So here I go. What sorts of things can I do to make this year memorable in my last ten or so months of being in my twenties?

Five years ago, had someone asked me, "What do you want to accomplish by the time you're thirty?" I would have answered: Own my own condo. Be married.

I chuckle now at those goals. A mixture of naivety and lack of awareness, they were honest answers at the time, and goals that I believed I could fulfill. Unfortunately, there were certain conditions precedent that did not occur. I did not get a high-paying job right out of law school. Oh, and those loans to go to law school? I quickly discovered that I really did have to pay them back. And the marriage thing? Got that one wrong too. Turns out you should date someone that you really can imagine making you happy "'til death do us part."

It is not surprising that shortly after graduating law school, I quit making new years resolutions. Given my sad state of affairs on my "before thirty goals," I just was tired of feeling like a failure. Of course, I still look at the new year and hope that I will lose ten pounds (actually, more like twenty pounds this year). I still hope that I will budget better and save more money. However, those five or so years since I graduated law school, I have wised up. Resolutions aren't the way to go. Self-awareness is where it's at.

Therefore, it is on the third of January (and the eve of starting a new job) that I take stock at where I am in my life. I have made what I believe to be a terrific career move in quitting my private practice career and moving into the government sector. I am dating someone who makes me laugh and feel beautiful on a daily basis. I have family that might be far away, but I know they are always there when I need them. I have friends that truly are out-of-this-world fabulous.

So, in looking at 2010, the year I turn thirty, I vow to accomplish this: Be grateful every day for my life and know that no matter what life throws at me, I will learn something, and use it to be a better person.

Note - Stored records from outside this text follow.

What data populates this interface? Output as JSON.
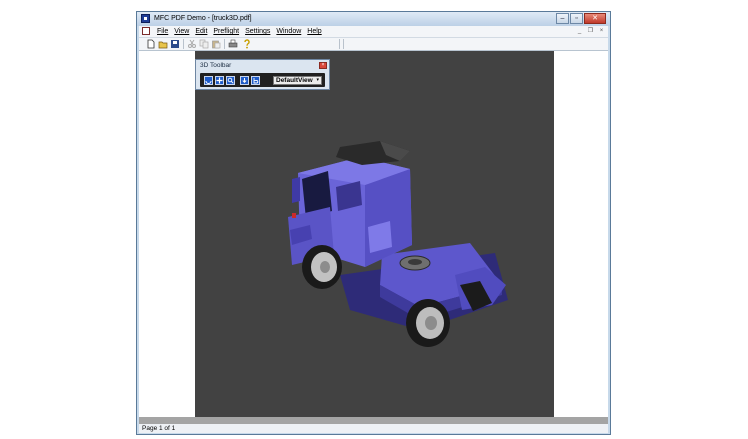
{
  "window": {
    "title": "MFC PDF Demo - [truck3D.pdf]"
  },
  "title_buttons": {
    "minimize": "–",
    "maximize": "▫",
    "close": "✕"
  },
  "menu": {
    "items": [
      "File",
      "View",
      "Edit",
      "Preflight",
      "Settings",
      "Window",
      "Help"
    ]
  },
  "mdi_buttons": {
    "minimize": "_",
    "restore": "❐",
    "close": "×"
  },
  "toolbar": {
    "icons": [
      "new-document-icon",
      "open-folder-icon",
      "save-icon",
      "cut-icon",
      "copy-icon",
      "paste-icon",
      "print-icon",
      "help-icon"
    ]
  },
  "panel3d": {
    "title": "3D Toolbar",
    "close": "×",
    "view_value": "DefaultView",
    "view_arrow": "▾",
    "buttons": [
      "rotate-icon",
      "pan-icon",
      "zoom-icon",
      "walk-icon",
      "fly-icon"
    ]
  },
  "status": {
    "text": "Page 1 of 1"
  },
  "colors": {
    "truck": "#5b55c9",
    "canvas": "#424242",
    "toolbar_button": "#1f5cc9"
  }
}
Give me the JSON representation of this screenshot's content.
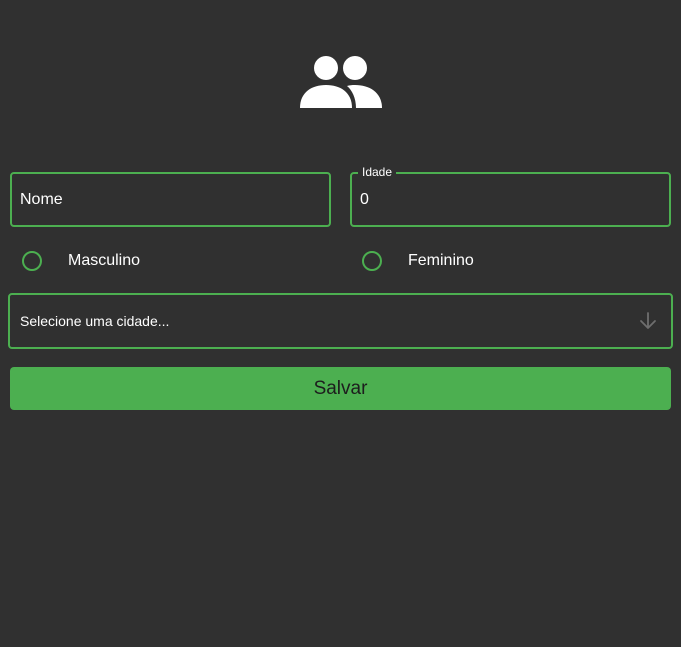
{
  "header": {
    "icon": "people-icon",
    "icon_color": "#ffffff"
  },
  "form": {
    "nome_placeholder": "Nome",
    "idade_label": "Idade",
    "idade_value": "0",
    "gender_options": [
      {
        "label": "Masculino",
        "selected": false
      },
      {
        "label": "Feminino",
        "selected": false
      }
    ],
    "city_select_placeholder": "Selecione uma cidade...",
    "city_select_icon": "arrow-down-icon",
    "save_label": "Salvar"
  },
  "colors": {
    "background": "#303030",
    "accent": "#4caf50",
    "text": "#ffffff",
    "button_text": "#1d1d1d"
  }
}
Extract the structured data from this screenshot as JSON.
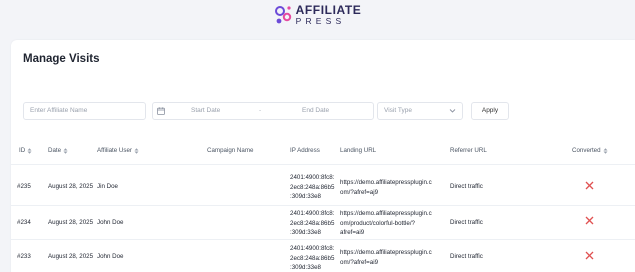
{
  "brand": {
    "line1": "AFFILIATE",
    "line2": "PRESS",
    "accent": "#6c4ad8",
    "accent2": "#e64aa0"
  },
  "page": {
    "title": "Manage Visits"
  },
  "filters": {
    "affiliate_placeholder": "Enter Affiliate Name",
    "start_date_placeholder": "Start Date",
    "separator": "-",
    "end_date_placeholder": "End Date",
    "visit_type_placeholder": "Visit Type",
    "apply_label": "Apply"
  },
  "table": {
    "columns": [
      "ID",
      "Date",
      "Affiliate User",
      "Campaign Name",
      "IP Address",
      "Landing URL",
      "Referrer URL",
      "Converted"
    ],
    "rows": [
      {
        "id": "#235",
        "date": "August 28, 2025",
        "user": "Jin Doe",
        "campaign": "",
        "ip": [
          "2401:4900:8fc8:",
          "2ec8:248a:86b5",
          ":309d:33e8"
        ],
        "url": [
          "https://demo.affiliatepressplugin.c",
          "om/?afref=aj9"
        ],
        "referrer": "Direct traffic",
        "converted": false
      },
      {
        "id": "#234",
        "date": "August 28, 2025",
        "user": "John Doe",
        "campaign": "",
        "ip": [
          "2401:4900:8fc8:",
          "2ec8:248a:86b5",
          ":309d:33e8"
        ],
        "url": [
          "https://demo.affiliatepressplugin.c",
          "om/product/colorful-bottle/?",
          "afref=ai9"
        ],
        "referrer": "Direct traffic",
        "converted": false
      },
      {
        "id": "#233",
        "date": "August 28, 2025",
        "user": "John Doe",
        "campaign": "",
        "ip": [
          "2401:4900:8fc8:",
          "2ec8:248a:86b5",
          ":309d:33e8"
        ],
        "url": [
          "https://demo.affiliatepressplugin.c",
          "om/?afref=ai9"
        ],
        "referrer": "Direct traffic",
        "converted": false
      }
    ]
  },
  "colors": {
    "not_converted": "#e05252"
  }
}
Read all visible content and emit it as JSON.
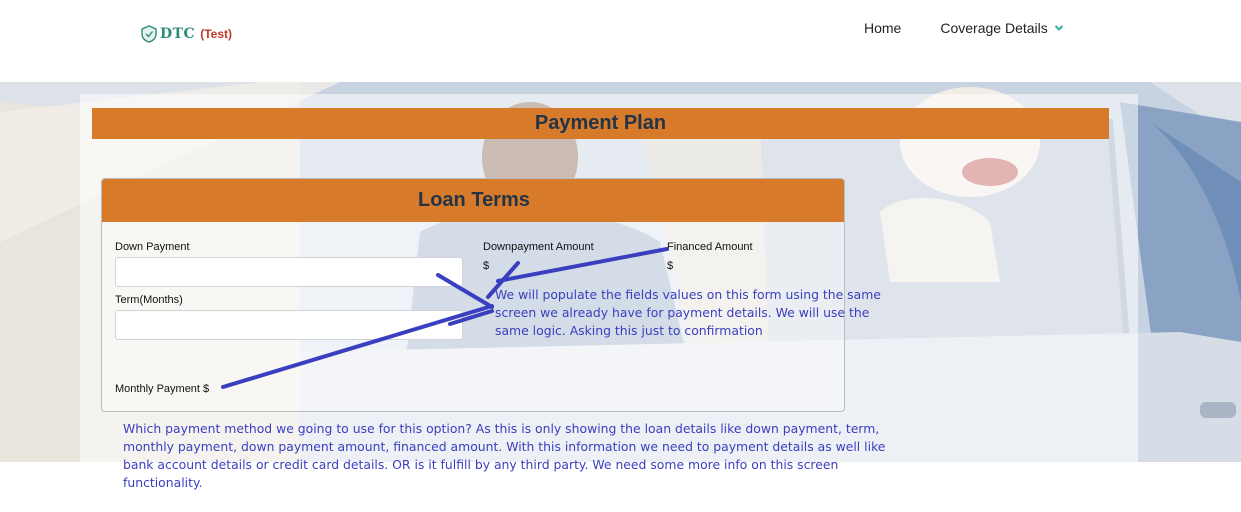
{
  "brand": {
    "name": "DTC",
    "tag": "(Test)",
    "icon": "shield-logo-icon"
  },
  "nav": {
    "home": "Home",
    "coverage": "Coverage Details",
    "coverage_icon": "chevron-down-icon"
  },
  "plan": {
    "title": "Payment Plan"
  },
  "loan_terms": {
    "title": "Loan Terms",
    "down_payment_label": "Down Payment",
    "down_payment_value": "",
    "term_label": "Term(Months)",
    "term_value": "",
    "monthly_payment_label": "Monthly Payment $",
    "downpayment_amount_label": "Downpayment Amount",
    "downpayment_amount_value": "$",
    "financed_amount_label": "Financed Amount",
    "financed_amount_value": "$"
  },
  "annotations": {
    "note1_lines": [
      "We will populate the fields values on this form using the same",
      "screen we already have for payment details. We will use the",
      "same logic. Asking this just to confirmation"
    ],
    "note2_lines": [
      "Which payment method we going to use for this option? As this is only showing the loan details like down payment, term,",
      "monthly payment, down payment amount, financed amount. With this information we need to payment details as well like",
      "bank account details or credit card details. OR is it fulfill by any third party. We need some more info on this screen",
      "functionality."
    ]
  },
  "colors": {
    "accent_orange": "#d77b2a",
    "heading_navy": "#243447",
    "annotation_blue": "#3a3fbf",
    "brand_teal": "#2e8b7a",
    "brand_red": "#c0392b"
  }
}
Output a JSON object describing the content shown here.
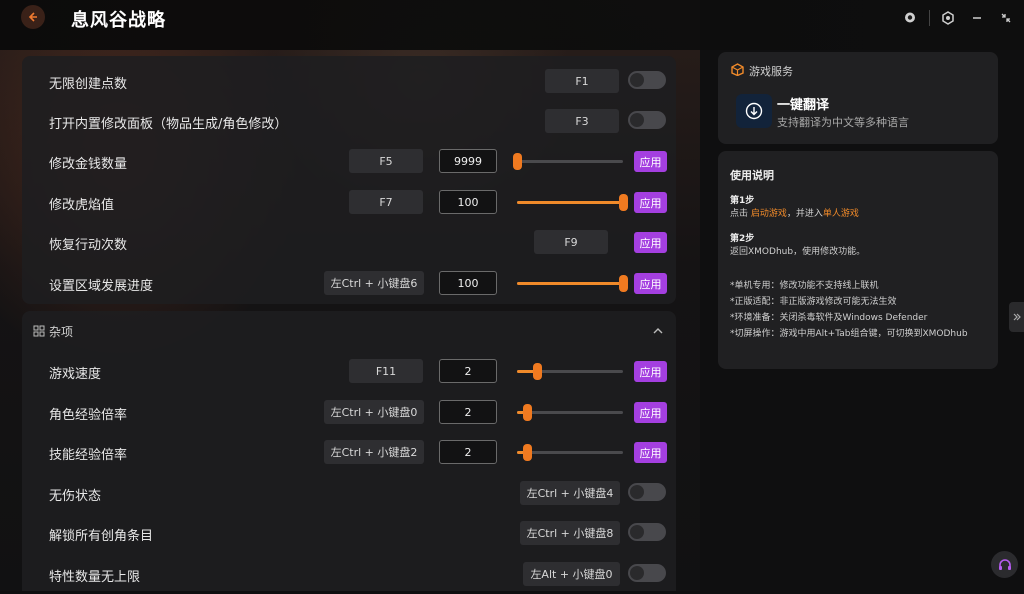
{
  "app": {
    "title": "息风谷战略"
  },
  "section1": {
    "rows": [
      {
        "label": "无限创建点数",
        "hotkey": "F1"
      },
      {
        "label": "打开内置修改面板（物品生成/角色修改）",
        "hotkey": "F3"
      },
      {
        "label": "修改金钱数量",
        "hotkey": "F5",
        "value": "9999",
        "slider": 0.0,
        "apply": "应用"
      },
      {
        "label": "修改虎焰值",
        "hotkey": "F7",
        "value": "100",
        "slider": 1.0,
        "apply": "应用"
      },
      {
        "label": "恢复行动次数",
        "hotkey": "F9",
        "apply": "应用"
      },
      {
        "label": "设置区域发展进度",
        "hotkey": "左Ctrl + 小键盘6",
        "value": "100",
        "slider": 1.0,
        "apply": "应用"
      }
    ]
  },
  "section2": {
    "title": "杂项",
    "rows": [
      {
        "label": "游戏速度",
        "hotkey": "F11",
        "value": "2",
        "slider": 0.19,
        "apply": "应用"
      },
      {
        "label": "角色经验倍率",
        "hotkey": "左Ctrl + 小键盘0",
        "value": "2",
        "slider": 0.09,
        "apply": "应用"
      },
      {
        "label": "技能经验倍率",
        "hotkey": "左Ctrl + 小键盘2",
        "value": "2",
        "slider": 0.09,
        "apply": "应用"
      },
      {
        "label": "无伤状态",
        "hotkey": "左Ctrl + 小键盘4"
      },
      {
        "label": "解锁所有创角条目",
        "hotkey": "左Ctrl + 小键盘8"
      },
      {
        "label": "特性数量无上限",
        "hotkey": "左Alt + 小键盘0"
      }
    ]
  },
  "services": {
    "title": "游戏服务",
    "translate_title": "一键翻译",
    "translate_desc": "支持翻译为中文等多种语言"
  },
  "usage": {
    "title": "使用说明",
    "step1_title": "第1步",
    "step1_pre": "点击 ",
    "step1_link1": "启动游戏",
    "step1_mid": "，并进入",
    "step1_link2": "单人游戏",
    "step2_title": "第2步",
    "step2_text": "返回XMODhub，使用修改功能。",
    "notes": [
      "*单机专用：修改功能不支持线上联机",
      "*正版适配：非正版游戏修改可能无法生效",
      "*环境准备：关闭杀毒软件及Windows Defender",
      "*切屏操作：游戏中用Alt+Tab组合键，可切换到XMODhub"
    ]
  },
  "colors": {
    "accent_orange": "#f08a2a",
    "apply_purple": "#a43fe0"
  }
}
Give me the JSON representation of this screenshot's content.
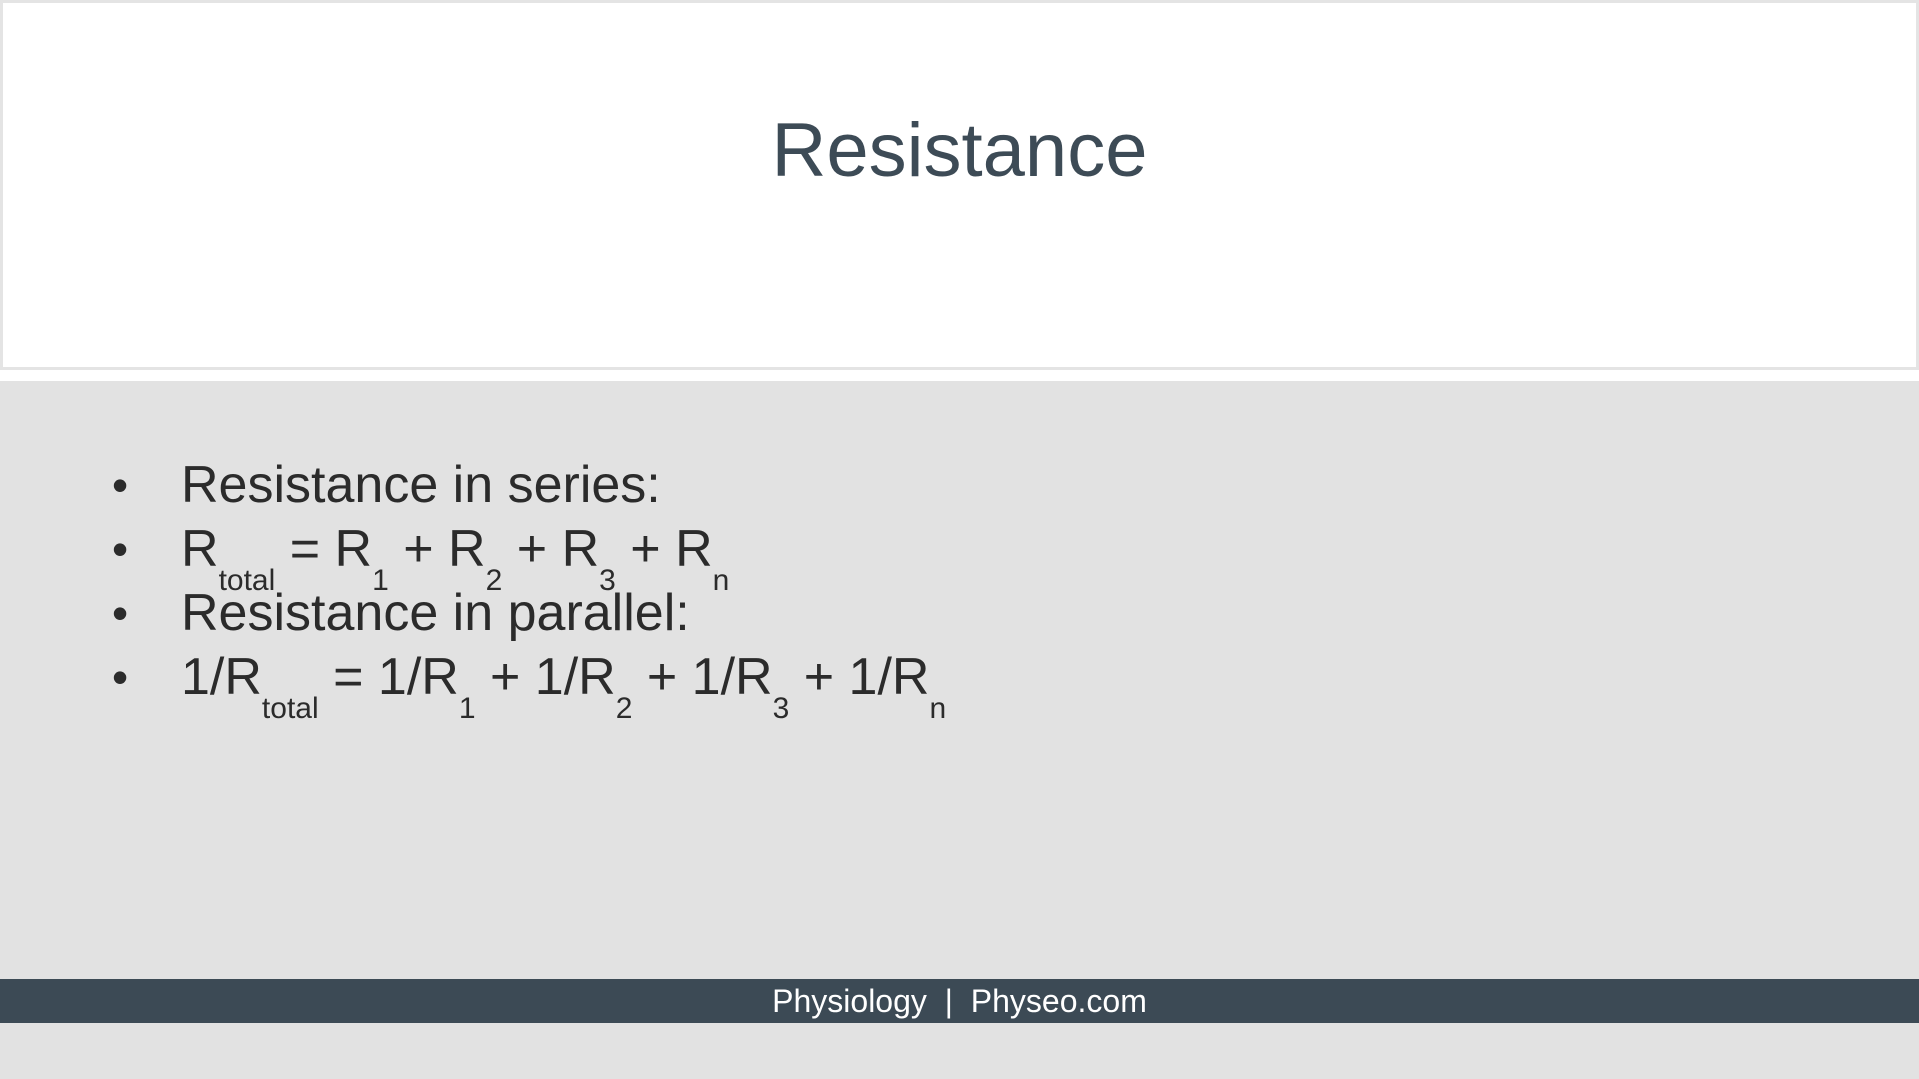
{
  "slide": {
    "title": "Resistance",
    "bullet_char": "•",
    "bullets": [
      {
        "segments": [
          {
            "text": "Resistance in series:",
            "sub": false
          }
        ]
      },
      {
        "segments": [
          {
            "text": "R",
            "sub": false
          },
          {
            "text": "total",
            "sub": true
          },
          {
            "text": " = R",
            "sub": false
          },
          {
            "text": "1",
            "sub": true
          },
          {
            "text": " + R",
            "sub": false
          },
          {
            "text": "2",
            "sub": true
          },
          {
            "text": " + R",
            "sub": false
          },
          {
            "text": "3",
            "sub": true
          },
          {
            "text": " + R",
            "sub": false
          },
          {
            "text": "n",
            "sub": true
          }
        ]
      },
      {
        "segments": [
          {
            "text": "Resistance in parallel:",
            "sub": false
          }
        ]
      },
      {
        "segments": [
          {
            "text": "1/R",
            "sub": false
          },
          {
            "text": "total",
            "sub": true
          },
          {
            "text": " = 1/R",
            "sub": false
          },
          {
            "text": "1",
            "sub": true
          },
          {
            "text": " + 1/R",
            "sub": false
          },
          {
            "text": "2",
            "sub": true
          },
          {
            "text": " + 1/R",
            "sub": false
          },
          {
            "text": "3",
            "sub": true
          },
          {
            "text": " + 1/R",
            "sub": false
          },
          {
            "text": "n",
            "sub": true
          }
        ]
      }
    ],
    "footer": {
      "left": "Physiology",
      "separator": "|",
      "right": "Physeo.com"
    }
  },
  "colors": {
    "title": "#3d4b56",
    "body_background": "#e2e2e2",
    "footer_background": "#3c4a55",
    "footer_text": "#ffffff"
  }
}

And maybe lose ten pounds before the big 3-0 strikes. Hey, I'm only human.